"The intent of the legislation is to address a growing population, sadly growing population of individuals emerging from the sex trade," he said.
More than two dozen other states already have so-called vacatur laws. Now, this legislation is being considered in conference committee at the Statehouse. If approved, it heads to Gov. Charlie Baker’s desk and could become law. Victims would have to provide evidence they were trafficked in order to benefit from the proposed law.

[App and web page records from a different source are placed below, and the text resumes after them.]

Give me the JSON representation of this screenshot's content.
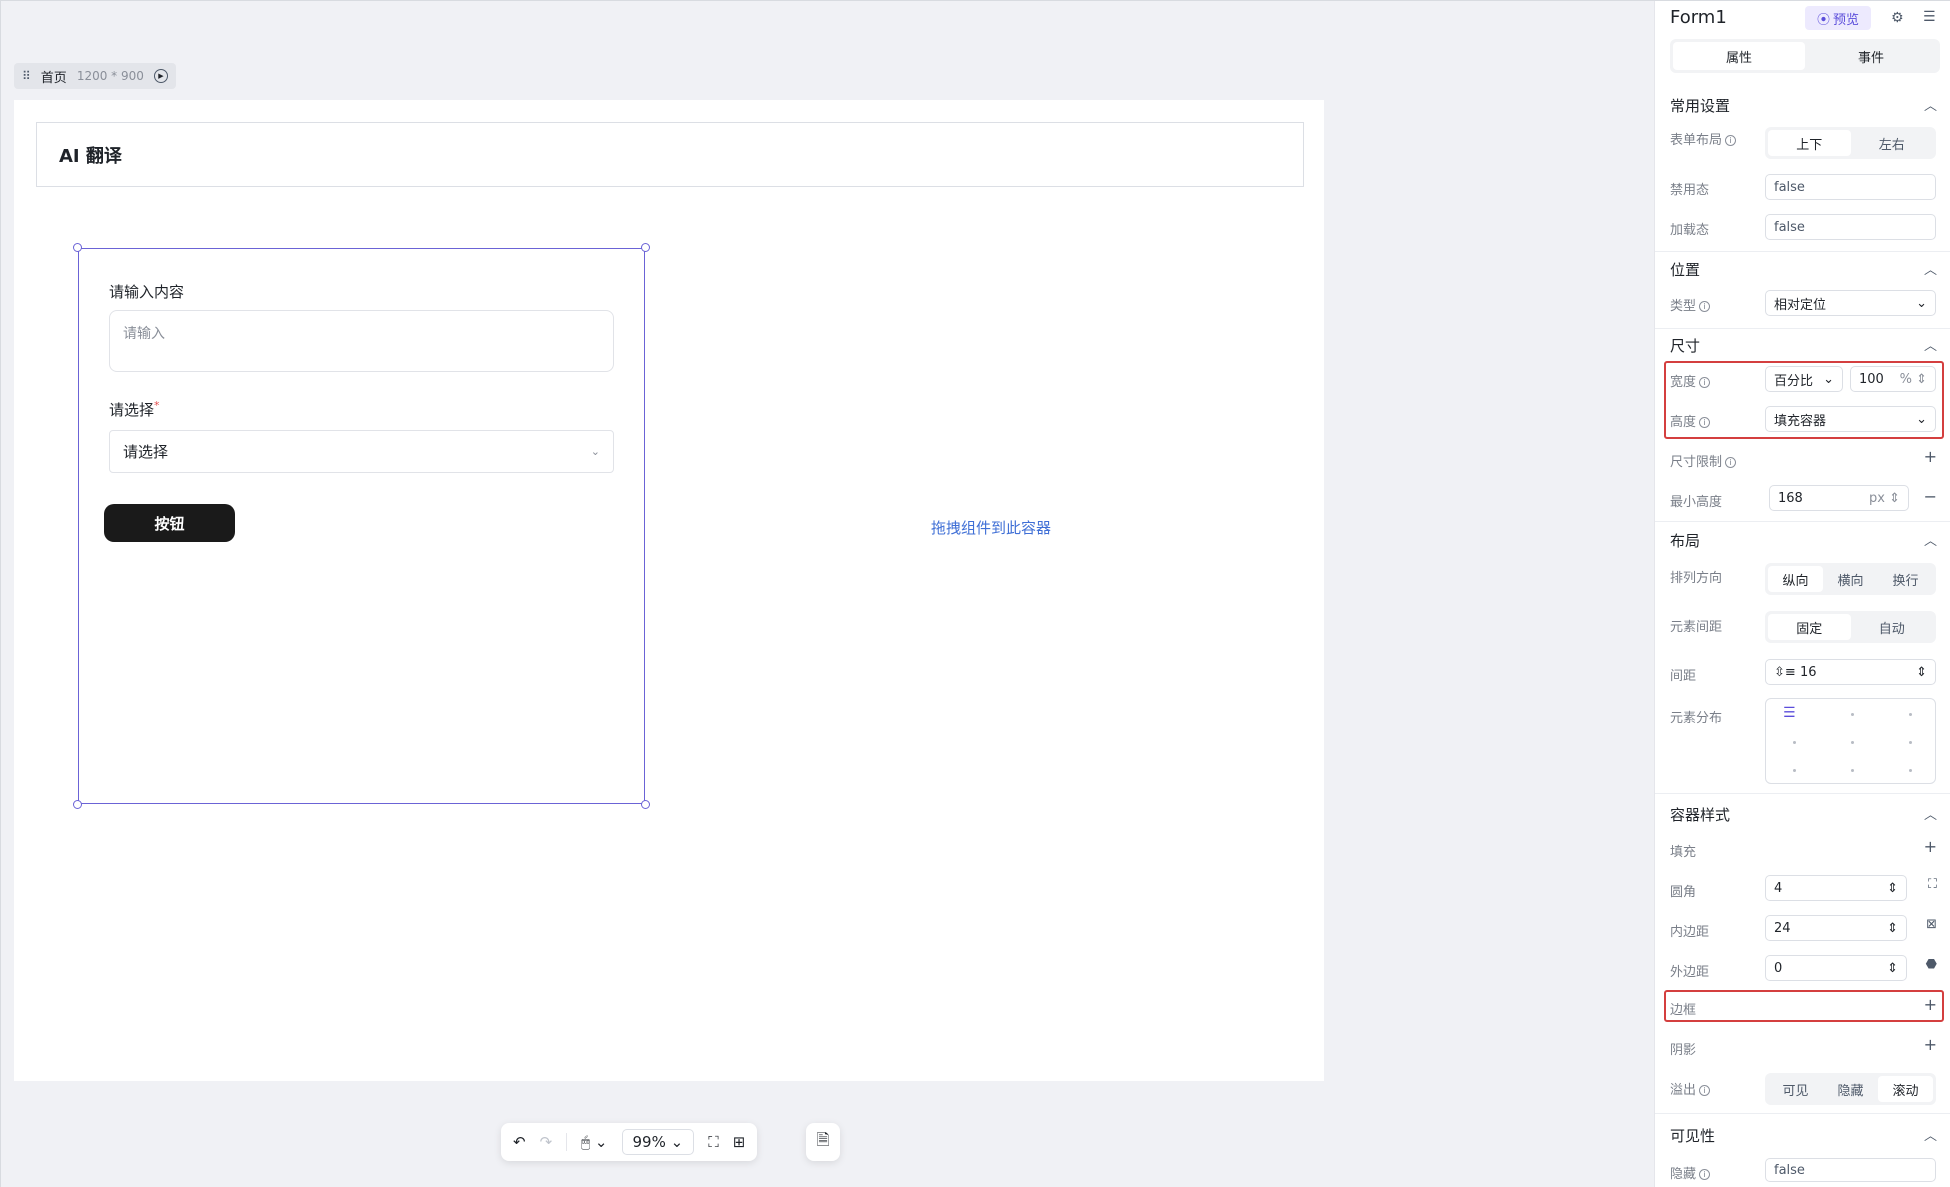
{
  "canvas": {
    "page_name": "首页",
    "page_size": "1200 * 900",
    "header_title": "AI 翻译",
    "form": {
      "field1_label": "请输入内容",
      "field1_placeholder": "请输入",
      "field2_label": "请选择",
      "field2_required": "*",
      "select_placeholder": "请选择",
      "button_label": "按钮"
    },
    "drop_hint": "拖拽组件到此容器"
  },
  "toolbar": {
    "zoom": "99%"
  },
  "panel": {
    "title": "Form1",
    "preview": "预览",
    "tabs": [
      "属性",
      "事件"
    ],
    "common": {
      "title": "常用设置",
      "layout_label": "表单布局",
      "layout_options": [
        "上下",
        "左右"
      ],
      "disabled_label": "禁用态",
      "disabled_value": "false",
      "loading_label": "加载态",
      "loading_value": "false"
    },
    "position": {
      "title": "位置",
      "type_label": "类型",
      "type_value": "相对定位"
    },
    "size": {
      "title": "尺寸",
      "width_label": "宽度",
      "width_mode": "百分比",
      "width_value": "100",
      "width_unit": "%",
      "height_label": "高度",
      "height_value": "填充容器",
      "limit_label": "尺寸限制",
      "min_height_label": "最小高度",
      "min_height_value": "168",
      "min_height_unit": "px"
    },
    "layout": {
      "title": "布局",
      "direction_label": "排列方向",
      "direction_options": [
        "纵向",
        "横向",
        "换行"
      ],
      "spacing_mode_label": "元素间距",
      "spacing_mode_options": [
        "固定",
        "自动"
      ],
      "gap_label": "间距",
      "gap_value": "16",
      "distribution_label": "元素分布"
    },
    "style": {
      "title": "容器样式",
      "fill_label": "填充",
      "radius_label": "圆角",
      "radius_value": "4",
      "padding_label": "内边距",
      "padding_value": "24",
      "margin_label": "外边距",
      "margin_value": "0",
      "border_label": "边框",
      "shadow_label": "阴影",
      "overflow_label": "溢出",
      "overflow_options": [
        "可见",
        "隐藏",
        "滚动"
      ]
    },
    "visibility": {
      "title": "可见性",
      "hidden_label": "隐藏",
      "hidden_value": "false"
    }
  },
  "colors": {
    "accent": "#5b4ddb",
    "selection": "#6b63d6",
    "highlight": "#d43f3f",
    "link": "#3f6fd6"
  }
}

Click here to learn more about a non-profit that aims to help sexual exploitation survivors.